A. Brainstem involvement.
B. Cerebellar involvement.
C. Facial nerve involvement.
D. Cochleovestibular symptoms.
Ans;D. Cochleovestibular symptoms.
The condition shown in the picture above represents Acoustic neuroma.
- Synonym: Vestibular Schwannoma or Neurilemmoma or 8th Nerve tumor
- 80% of all Cerebello-pontine angle tumors
- Benign encapsulated, extremely slow growing tumors
- Tumors almost always arise from the Schwann cells of the vestibular division of VIII nerve.
The clinical features depend on the extent of tumor and involved structure :‑
1. When tumor is still confined to the internal auditory canal
- Cochleovestibular symptoms are the earliest symptoms : The commonest presenting symptoms are unilateral deafness or tinnitus, or a combination of both.
- Hearing loss is retrocochlear sensorineural type. There is marked difficulty in understanding speech, out of proportion to the pure tone hearing loss, a characteristic feature of acoustic neuroma.
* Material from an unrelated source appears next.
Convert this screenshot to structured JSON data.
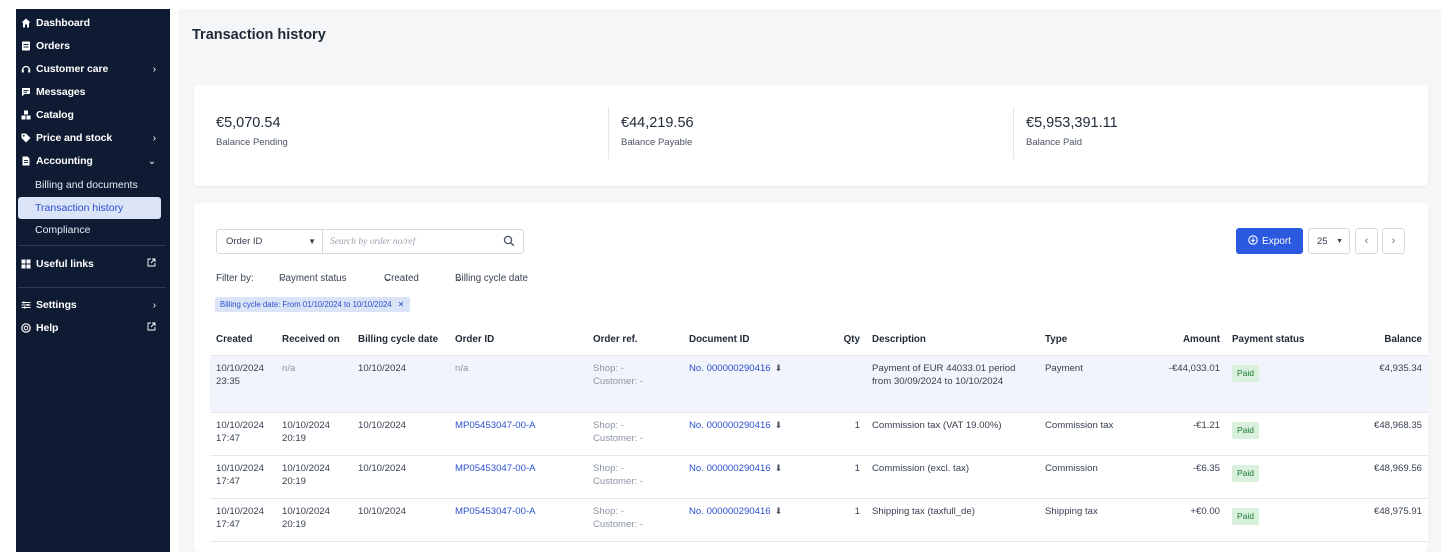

- Vestibular symptoms are imbalance or unsteadiness. True vertigo is very rare.
2. When tumor extends beyond IAC and involves other structures
- Vth cranial nerve :- It is the earliest nerve to be involved. There is reduced corneal sensitivity and loss of corneal reflex which is the earliest sign of acoustic neuroma. Numbness or paresthesia of face may occur. Involvement of Vth nerve indicates that tumor is roughly 2.5 cm in diameter and occupies the CP angle.
- VIP nerve :- Sensory fibres of facial nerve are involved. There is hypoesthesia of posterior meatal wall (Hitzelberg’s sign), loss of taste, and loss of lacrimation on Schirmer’s test. Motor fibres are more resistant.
- IXth and Xth nerves :- Dysphagia and hoarseness due to palatal, pharyngeal and laryngeal paralysis.
- Brainstem :- Ataxia, weakness, numbness of arms & legs, exaggerated tendon reflexes.
- Cerebellum :- Ataxia, Dysdiadochokinesia, Nystagmus.
- Due to raised ICT :- Headache, neusea, vomiting, diplopia due to VI nerve involvement, and papilloedema.